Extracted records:
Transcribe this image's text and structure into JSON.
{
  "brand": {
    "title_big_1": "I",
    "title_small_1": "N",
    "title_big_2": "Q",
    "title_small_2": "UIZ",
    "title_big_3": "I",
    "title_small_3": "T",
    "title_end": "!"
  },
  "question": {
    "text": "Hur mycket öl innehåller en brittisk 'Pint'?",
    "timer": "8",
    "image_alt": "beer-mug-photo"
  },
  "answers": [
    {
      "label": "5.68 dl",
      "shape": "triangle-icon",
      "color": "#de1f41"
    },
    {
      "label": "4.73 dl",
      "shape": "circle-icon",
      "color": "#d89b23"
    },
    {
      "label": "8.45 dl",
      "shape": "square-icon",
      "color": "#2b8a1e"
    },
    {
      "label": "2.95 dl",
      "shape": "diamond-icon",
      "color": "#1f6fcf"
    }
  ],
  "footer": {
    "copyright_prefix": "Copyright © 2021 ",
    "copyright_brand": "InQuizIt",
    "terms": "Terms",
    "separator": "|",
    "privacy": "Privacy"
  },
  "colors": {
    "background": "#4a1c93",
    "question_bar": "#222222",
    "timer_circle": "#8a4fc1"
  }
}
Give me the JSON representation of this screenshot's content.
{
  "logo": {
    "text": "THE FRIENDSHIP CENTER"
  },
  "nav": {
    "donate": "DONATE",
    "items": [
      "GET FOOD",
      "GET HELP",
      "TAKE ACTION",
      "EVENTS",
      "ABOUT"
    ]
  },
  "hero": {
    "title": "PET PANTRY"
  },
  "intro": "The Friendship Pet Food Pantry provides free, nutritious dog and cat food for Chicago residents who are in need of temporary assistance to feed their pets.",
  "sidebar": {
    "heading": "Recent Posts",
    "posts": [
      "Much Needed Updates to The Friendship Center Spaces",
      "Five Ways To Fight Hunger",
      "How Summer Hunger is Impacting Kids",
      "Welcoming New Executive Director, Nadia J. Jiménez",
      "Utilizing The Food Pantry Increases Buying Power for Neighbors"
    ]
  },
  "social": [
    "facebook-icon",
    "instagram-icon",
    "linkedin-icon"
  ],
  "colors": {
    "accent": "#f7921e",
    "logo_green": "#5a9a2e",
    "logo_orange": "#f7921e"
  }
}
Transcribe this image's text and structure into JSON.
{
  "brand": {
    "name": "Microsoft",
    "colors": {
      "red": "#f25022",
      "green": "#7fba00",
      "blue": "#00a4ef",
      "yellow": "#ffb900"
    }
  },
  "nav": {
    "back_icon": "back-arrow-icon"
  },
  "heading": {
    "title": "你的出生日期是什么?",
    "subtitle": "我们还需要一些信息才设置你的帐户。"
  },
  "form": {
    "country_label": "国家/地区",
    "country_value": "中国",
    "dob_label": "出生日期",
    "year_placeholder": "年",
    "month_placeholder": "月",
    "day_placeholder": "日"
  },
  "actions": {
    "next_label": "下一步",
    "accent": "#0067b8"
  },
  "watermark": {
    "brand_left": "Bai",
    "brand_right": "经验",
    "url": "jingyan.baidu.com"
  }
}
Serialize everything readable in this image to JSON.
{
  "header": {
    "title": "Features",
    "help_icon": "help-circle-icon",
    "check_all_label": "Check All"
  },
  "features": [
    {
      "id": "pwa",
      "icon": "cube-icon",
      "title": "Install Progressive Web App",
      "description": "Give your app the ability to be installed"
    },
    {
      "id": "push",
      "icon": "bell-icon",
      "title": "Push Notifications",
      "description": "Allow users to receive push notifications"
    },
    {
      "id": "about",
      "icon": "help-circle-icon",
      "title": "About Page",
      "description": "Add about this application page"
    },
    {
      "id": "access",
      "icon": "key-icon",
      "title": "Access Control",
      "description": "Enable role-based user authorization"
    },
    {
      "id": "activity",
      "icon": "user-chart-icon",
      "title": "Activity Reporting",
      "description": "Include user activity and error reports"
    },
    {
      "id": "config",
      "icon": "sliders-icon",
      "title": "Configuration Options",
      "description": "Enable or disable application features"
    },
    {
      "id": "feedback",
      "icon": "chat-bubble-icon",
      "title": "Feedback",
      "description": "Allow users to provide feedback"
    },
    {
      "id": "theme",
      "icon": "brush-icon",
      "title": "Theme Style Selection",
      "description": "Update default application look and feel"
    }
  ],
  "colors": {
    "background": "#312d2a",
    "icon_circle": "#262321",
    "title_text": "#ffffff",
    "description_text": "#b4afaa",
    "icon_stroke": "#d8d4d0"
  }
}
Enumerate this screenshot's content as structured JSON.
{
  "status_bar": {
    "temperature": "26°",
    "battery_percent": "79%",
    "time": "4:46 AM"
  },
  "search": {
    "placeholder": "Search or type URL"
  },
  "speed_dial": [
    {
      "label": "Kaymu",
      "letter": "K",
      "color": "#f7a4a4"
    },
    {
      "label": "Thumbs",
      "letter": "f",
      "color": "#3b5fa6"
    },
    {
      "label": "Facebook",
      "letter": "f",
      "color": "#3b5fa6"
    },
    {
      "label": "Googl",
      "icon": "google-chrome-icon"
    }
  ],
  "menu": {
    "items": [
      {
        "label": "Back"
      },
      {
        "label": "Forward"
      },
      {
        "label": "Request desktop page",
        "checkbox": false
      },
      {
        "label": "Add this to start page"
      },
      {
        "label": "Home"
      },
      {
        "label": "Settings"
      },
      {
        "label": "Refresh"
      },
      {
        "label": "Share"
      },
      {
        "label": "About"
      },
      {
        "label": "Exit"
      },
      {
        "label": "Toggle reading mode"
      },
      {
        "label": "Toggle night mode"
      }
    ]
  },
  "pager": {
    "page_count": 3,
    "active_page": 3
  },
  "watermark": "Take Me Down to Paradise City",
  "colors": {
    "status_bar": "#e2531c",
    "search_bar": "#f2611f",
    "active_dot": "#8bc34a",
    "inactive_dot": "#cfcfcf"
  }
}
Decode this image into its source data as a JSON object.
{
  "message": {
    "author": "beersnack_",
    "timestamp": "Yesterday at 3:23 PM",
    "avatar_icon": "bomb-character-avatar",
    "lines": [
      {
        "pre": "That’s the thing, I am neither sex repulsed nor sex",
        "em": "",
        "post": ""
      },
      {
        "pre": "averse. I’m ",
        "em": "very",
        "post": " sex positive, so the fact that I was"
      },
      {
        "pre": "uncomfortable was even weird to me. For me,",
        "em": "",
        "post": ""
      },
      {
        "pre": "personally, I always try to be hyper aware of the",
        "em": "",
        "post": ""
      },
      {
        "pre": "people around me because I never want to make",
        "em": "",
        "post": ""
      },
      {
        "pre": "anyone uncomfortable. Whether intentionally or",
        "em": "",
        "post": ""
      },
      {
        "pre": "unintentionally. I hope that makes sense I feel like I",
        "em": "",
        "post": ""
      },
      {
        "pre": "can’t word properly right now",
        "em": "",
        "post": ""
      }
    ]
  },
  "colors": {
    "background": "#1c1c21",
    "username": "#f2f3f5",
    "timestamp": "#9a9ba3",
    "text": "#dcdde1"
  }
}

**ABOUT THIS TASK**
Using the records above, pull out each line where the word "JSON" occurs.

**YOUR RESPONSE**
Transcribe this image's text and structure into JSON.
Give me the JSON representation of this screenshot's content.
Transcribe this image's text and structure into JSON.
Serialize everything readable in this image to JSON.
Enumerate this screenshot's content as structured JSON.
Decode this image into its source data as a JSON object.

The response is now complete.